[…] In fact, the scale consists of notes derived from the series of harmonics on the keynote and bases the hierarchy of notes in relation to the keynote on that very sequence. This hierarchy is only relevant for the harmonic (chordal) structure since the strength of intervals is determined by its approximation to a lower and stronger, or higher and weaker, position in the harmonic series.
[…] Although the modus is originally octatonic, the minor third is often added to allow for an even wider range of expressiveness. The addition of the minor third also makes the modus repetitive within itself — the modus has then a limited number of possible transpositions.
Consequently, with the addition of the minor third, the modus enharmonically equals Messiaen’s third “mode of limited transposition” [Technique de mon langage musical. Paris: Leduc, 1944].
This nonatonic scale is repetitive within itself: the end note of the first tetrachord is the start note of the second tetrachord, the end note of the second tetrachord is the start note of the third tetrachord and the end note of the third tetrachord is again the start note of the first tetrachord. Each tetrachord is equal (transposed by a major third).
As such, the modus intrinsically has three tonal centers, three possible tonics within one scale: the first note of each tetrachord. This offers an incredible array of harmonic opportunities, since every harmonic progression can lead to three different targets. It is therefor quite evident that this modal system offers a sheer infinite range of expressive possibilities.

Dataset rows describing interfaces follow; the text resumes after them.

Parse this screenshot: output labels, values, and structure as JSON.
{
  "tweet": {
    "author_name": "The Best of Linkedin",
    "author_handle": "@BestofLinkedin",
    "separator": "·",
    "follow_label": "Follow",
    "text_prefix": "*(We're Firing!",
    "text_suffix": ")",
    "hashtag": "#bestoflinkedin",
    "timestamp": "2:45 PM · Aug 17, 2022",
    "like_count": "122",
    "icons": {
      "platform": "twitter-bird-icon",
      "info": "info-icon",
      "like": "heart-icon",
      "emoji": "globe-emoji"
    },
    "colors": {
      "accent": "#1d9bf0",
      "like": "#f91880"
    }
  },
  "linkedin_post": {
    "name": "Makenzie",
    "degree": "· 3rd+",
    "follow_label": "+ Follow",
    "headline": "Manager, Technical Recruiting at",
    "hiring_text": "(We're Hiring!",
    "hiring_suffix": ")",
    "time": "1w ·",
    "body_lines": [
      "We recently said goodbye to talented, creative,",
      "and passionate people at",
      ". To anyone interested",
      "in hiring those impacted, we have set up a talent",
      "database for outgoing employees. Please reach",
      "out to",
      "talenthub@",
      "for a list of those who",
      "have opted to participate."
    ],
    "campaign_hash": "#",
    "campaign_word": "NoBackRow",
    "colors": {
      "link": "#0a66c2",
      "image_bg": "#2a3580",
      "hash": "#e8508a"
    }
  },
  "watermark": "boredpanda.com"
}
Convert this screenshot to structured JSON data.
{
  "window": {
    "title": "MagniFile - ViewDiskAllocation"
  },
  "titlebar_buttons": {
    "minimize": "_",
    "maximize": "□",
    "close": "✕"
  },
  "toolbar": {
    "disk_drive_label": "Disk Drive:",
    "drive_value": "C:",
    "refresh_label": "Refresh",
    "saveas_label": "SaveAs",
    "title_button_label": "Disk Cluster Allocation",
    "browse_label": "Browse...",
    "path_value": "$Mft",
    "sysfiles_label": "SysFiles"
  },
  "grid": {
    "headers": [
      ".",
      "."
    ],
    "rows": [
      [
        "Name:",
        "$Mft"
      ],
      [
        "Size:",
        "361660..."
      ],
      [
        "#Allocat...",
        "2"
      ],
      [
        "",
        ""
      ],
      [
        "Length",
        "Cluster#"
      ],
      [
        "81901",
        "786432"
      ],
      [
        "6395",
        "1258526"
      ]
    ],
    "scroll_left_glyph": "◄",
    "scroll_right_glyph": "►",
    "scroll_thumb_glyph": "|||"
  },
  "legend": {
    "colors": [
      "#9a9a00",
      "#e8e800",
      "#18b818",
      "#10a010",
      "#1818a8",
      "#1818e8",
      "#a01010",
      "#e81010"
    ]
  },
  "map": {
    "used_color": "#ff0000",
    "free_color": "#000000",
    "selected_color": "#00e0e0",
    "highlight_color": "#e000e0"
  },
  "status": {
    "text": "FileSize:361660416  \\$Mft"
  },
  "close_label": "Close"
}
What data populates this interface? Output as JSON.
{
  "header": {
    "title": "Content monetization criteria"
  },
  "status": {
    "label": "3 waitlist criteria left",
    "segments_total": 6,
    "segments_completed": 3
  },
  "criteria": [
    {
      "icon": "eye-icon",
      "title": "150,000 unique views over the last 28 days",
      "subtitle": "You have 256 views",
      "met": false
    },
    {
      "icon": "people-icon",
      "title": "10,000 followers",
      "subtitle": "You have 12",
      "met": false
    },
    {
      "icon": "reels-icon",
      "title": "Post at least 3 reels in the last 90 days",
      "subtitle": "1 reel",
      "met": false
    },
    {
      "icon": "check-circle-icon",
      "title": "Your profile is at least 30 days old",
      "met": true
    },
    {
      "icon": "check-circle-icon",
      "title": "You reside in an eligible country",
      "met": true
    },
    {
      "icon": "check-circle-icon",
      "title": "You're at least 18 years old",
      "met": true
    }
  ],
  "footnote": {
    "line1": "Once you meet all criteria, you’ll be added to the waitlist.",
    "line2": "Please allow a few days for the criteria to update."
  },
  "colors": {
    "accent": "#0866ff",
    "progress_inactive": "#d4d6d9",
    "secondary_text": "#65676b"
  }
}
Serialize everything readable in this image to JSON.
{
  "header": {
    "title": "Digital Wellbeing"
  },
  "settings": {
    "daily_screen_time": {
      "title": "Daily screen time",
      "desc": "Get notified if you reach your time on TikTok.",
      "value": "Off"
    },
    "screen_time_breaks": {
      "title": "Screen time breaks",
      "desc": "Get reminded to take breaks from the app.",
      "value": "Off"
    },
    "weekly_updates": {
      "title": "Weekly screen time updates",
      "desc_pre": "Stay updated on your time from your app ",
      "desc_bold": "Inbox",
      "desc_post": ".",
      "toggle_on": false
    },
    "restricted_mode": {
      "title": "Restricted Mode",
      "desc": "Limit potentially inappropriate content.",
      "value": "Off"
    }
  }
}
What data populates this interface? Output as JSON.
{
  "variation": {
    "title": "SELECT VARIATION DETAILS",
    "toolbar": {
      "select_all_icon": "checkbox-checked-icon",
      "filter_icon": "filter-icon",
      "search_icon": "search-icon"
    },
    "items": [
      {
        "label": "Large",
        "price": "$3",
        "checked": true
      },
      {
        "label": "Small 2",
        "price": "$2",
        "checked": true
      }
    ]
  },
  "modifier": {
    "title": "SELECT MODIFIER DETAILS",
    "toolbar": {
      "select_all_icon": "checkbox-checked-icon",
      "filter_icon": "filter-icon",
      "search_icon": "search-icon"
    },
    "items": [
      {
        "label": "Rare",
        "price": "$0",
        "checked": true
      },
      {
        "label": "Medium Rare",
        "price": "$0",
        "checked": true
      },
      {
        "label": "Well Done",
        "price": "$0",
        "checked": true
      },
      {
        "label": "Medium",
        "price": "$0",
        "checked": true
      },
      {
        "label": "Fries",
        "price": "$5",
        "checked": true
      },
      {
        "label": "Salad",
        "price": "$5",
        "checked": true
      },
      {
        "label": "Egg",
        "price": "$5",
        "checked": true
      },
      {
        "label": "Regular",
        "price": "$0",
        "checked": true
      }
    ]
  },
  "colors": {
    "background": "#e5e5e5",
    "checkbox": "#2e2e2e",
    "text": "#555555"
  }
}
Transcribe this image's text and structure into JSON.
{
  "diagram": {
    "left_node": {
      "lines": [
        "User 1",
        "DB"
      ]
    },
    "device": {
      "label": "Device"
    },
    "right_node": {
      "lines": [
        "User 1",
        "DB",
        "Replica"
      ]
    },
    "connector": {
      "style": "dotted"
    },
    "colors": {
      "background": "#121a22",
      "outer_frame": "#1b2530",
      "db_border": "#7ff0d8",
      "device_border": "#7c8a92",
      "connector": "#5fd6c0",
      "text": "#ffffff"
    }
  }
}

[…] Since the modus will repeat the set of notes with every transposition of a major third (or: instances, as J.M. Suijkerbuijk prefers to name them), the modus has but four transpositions within the constellation of twelve equal tempered tones that will result in a different set of notes. The four transpositions, of course, being every chromatic note within that major third.
[…] Because of the inherent hierarchy in notes (tonics are dominant, other tones are subservient), the composer refers to using this scale as employing a form of “tonality”, in the sense that there is a clear “tonic”, the central and most stable note of the scale (in terms of tension) and a mandatory hierarchy of notes, which has its consequences for harmonic structure and progression. This form of tonality, however, has nothing to do with the diatonic or functional tonality. Use of the modus prohibits conventional diatonic harmonic progressions — the subdominant chord and the dominant seventh chord e.g. cannot be constructed within the modus. Nonetheless, the gravitational pull of the tonal centre(s) is evident.J.M. Suijkerbuijk
Die Stille (“The Silence”) is a symphonic poem for large orchestra based on the eponymous poem by Rainer Maria Rilke.
Harmony, from a score’s point of view, in essence is the vertical result of simultaneous horizontal musical events. With the elapse of time and the movement of the horizontal lines, the vertical result is not static and as a consequence becomes a horizontal line itself: chord progression. For that reason harmony is an important parameter in music that cannot solely be the fortuitous result of voice-leading and should be treated accordingly. The relationship, the tension between successive, or rather: progressive chords must be proactively considered, constructed and strategically deployed in a composition.J.M. Suijkerbuijk